So I accept a seat and I get walked to the second row, far left. Not too bad at first glance. Seat 3 of 6 was open, but the sightline of the band from my spot was less than desirable. I held out hope that at least everyone would stand when the music started playing.
A recording plays where they brag about what bands have performed here in the past. Gin Blossoms, Eddie Money, Salt-N-Pepa, etc. Artists were saying how this was one of the best venues they had ever played in. I looked around, while the design is aesthetically pleasing, I just found those claims hard to believe. I mean people are being forced to sit, when they have room to stand more in front of the stage.
A waitress came around to take drink orders. Offering full beverage service, I thought I would ask what IPAs they have.
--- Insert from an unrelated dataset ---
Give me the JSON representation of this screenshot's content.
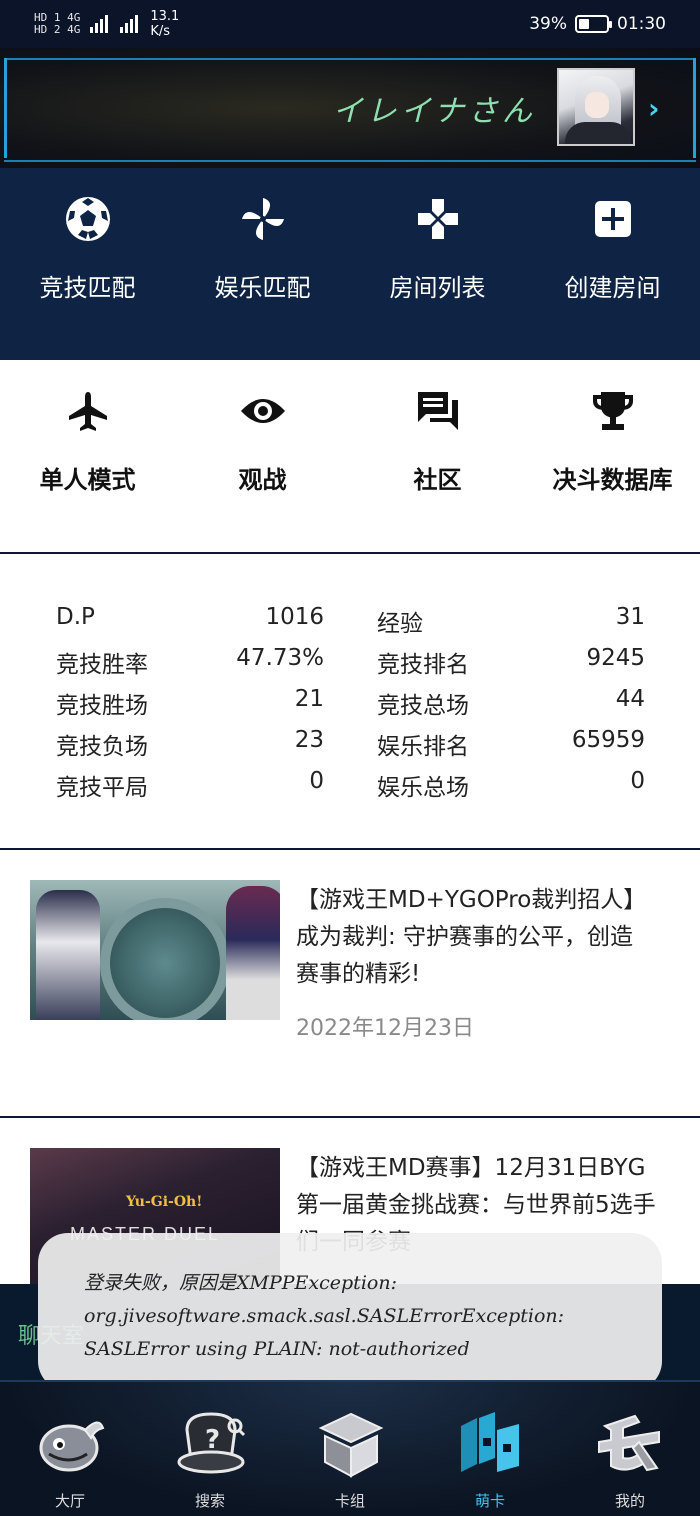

The waitress shot back, "Only Harpoon." I ordered that beer and she returned saying $7. I handed her a $10 bill and asked for $2 back. She walked away and I had a sinking feeling she wasn't planning on giving me my change. I never saw her again.
The show started promptly at 8pm. Nobody stood up to enjoy it properly and I was relegated to sitting in my crowded seat next to people that didn't seem to care if they were there or not, when all I could see was PVRIS fans having a great time in front of the band. That and the PVRIS sound guy with his too tight to pull over the buttocks skinny jeans, was right in my line of sight the entire show. It was very distracting, in a not so pleasant way. And to top it off, someone in that crowd was taking pictures using a camera similar to mine!
Now to their claim about the highest quality sound system. Well, the lack of acoustics may be to blame. The place was so wide open that the audio must've been flying right by me. I could barely hear the singing. I even pulled my earplugs out briefly to see if it would help. Not so much. I have to disagree that The Wolf Den sound is of the highest quality. Maybe if I had known to make a table reservation and I had been standing in front of the stage, the sound would be good? But I was close enough that I should've been able to hear better from where I was.
The show ended after exactly one hour. And someone promptly came on the intercom to tell us that they are closed and we had to leave. Everything was a disappointment except the parking. I'd love to give PVRIS another chance someday, but I wasn't left with any feeling that they are worth purchasing a ticket for. And I can't imagine going to The Wolf Den again. If I do, you better believe I will be reserving a table.
About the author: In addition to Vokuhila, LLC, Jesse L. Medford is the Owner/Producer/Investor of a few festivals and festival related businesses, as well as a member of the Massachusetts Army National Guard. He also has a full-time telecommunications management job, volunteers with a few charities and owns a handful of other businesses. Jesse lives in Lakeville, MA with his wife and two teenage children.
Jesse has a passion for the music industry. He worked at his first concert in 1999 at Marilyn Manson's Beautiful Monsters Tour. Jesse holds a Bachelor of Science in Management from Bridgewater State University.